Oracle, the third biggest software producer, recently announced its new “Media Server” which will manage information coming into the home. Oracle is also working with numerous companies to develop a superhighway information system, including the computer firm General Instrument and The Washington Post – to develop electronic publishing.

This activity is led by a fear of being left behind and to spread costs. Multimedia is a long, futuristic, expensive shot. The largest ever corporate merger between Bell Atlantic and TeleCommunications (TCI), was called off 72 hours before its consummation in February. The failure of the $33 bn deal was blamed on US media regulation. But independent analysts hold falling share prices to blame. Investors in both companies feared that multimedia potential did not justify the cost.

Herein lies the rub. Although the technology is there, it is obstructed by government legislation in America and in Europe, and by the inability to predict whether the public needs or wants it.

In Britain only British Telecom is big enough to create a superhighway. It is already planning a video-on-demand service, with help from the Oracle Media Server. This entails sending video films, computer games, home shopping and banking services down existing copper wires.

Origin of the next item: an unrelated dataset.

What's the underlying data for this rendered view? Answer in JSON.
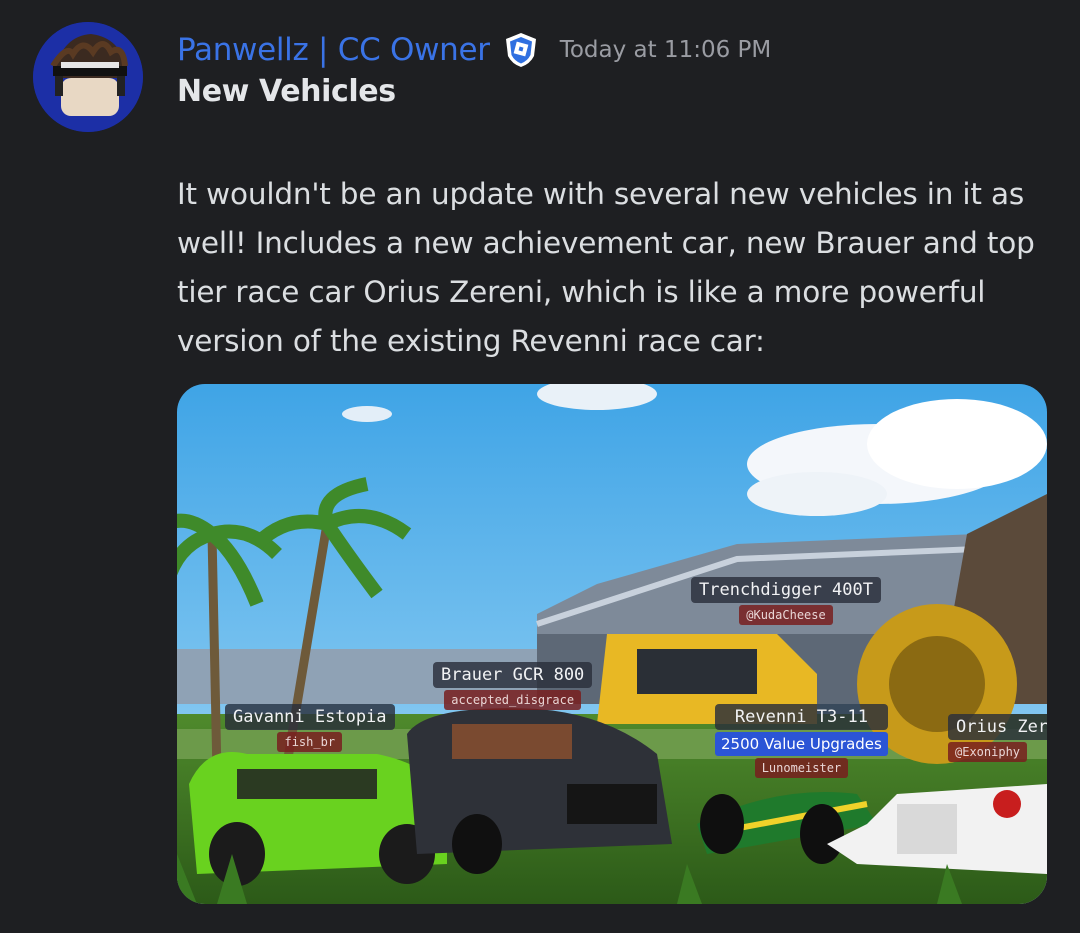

However, BT are prevented from carrying entertainment services until 1998. Although they are already investing in fibre networks for major telephone routes and business customers, the restriction makes it unviable for them to link each home to a digital grid. Even if they succeed in having the rule relaxed, and they are lobbying hard, the restriction could still last until 2001; it would then take “several years” to connect all their 20 million customers.

Al Gore, now US vice-president, coined the term “superhighway” in 1979. He sees it as an essential piece of American infrastructure. But his government cannot afford the estimated $50bn construction bill. Again, most cities are connected but links to individual homes are missing. The cable and telephone companies could construct it between them, but they are barred from invading each other’s markets. The jostling for market position suggests they are optimistic about de-regulation, but the machinery of government is slow. Hence the confusion and uncertainty.

If the information age does arrive it will not be for at least two decades. But does the public want it? Barry Diller, the man who helped turn Murdoch’s Fox into America’s fourth national TV station joined the home shopping company QVC (Quality, Value, Convenience) in 1992. He believes there will be “a true and radical revolution of basic habits.”

QVC was launched in Britain in September 1993, via the 14 channel multi-package on BSkyB. They have no figures for consumers, able only to claim access to 3 million satellite-owning homes. There is little doubt it is big in America, turning over $1bn in 1992. Available to over 44 million US homes it hardly spells the end of the shopping mall. It is currently profitable mail order company.

Past information links show little promise. Prodigy, a $1bn national digital network created by Sears and IBM, allowed consumers to shop and bank via a personal computer. It failed because users set up chat lines instead. InterNet, a computer network with 15 million users using a conventional modem and computer, is little more than an international notice board for swapping ideas. Teletext has been available in this country since the mid 70s, but this is only used by 50 per cent of the population.

Geoffrey Mulgan used to work at the Centre for Communications and Information at Westminster University, and has written extensively about communications. He says that technosceptics are usually proved wrong in the long run but points out that “the future is wildly over-hyped, the vision tends to be misleading and wildly over-optimistic.”

And that’s the problem. Predicting the future has never been a reliable science. Perhaps it is too early to get excited.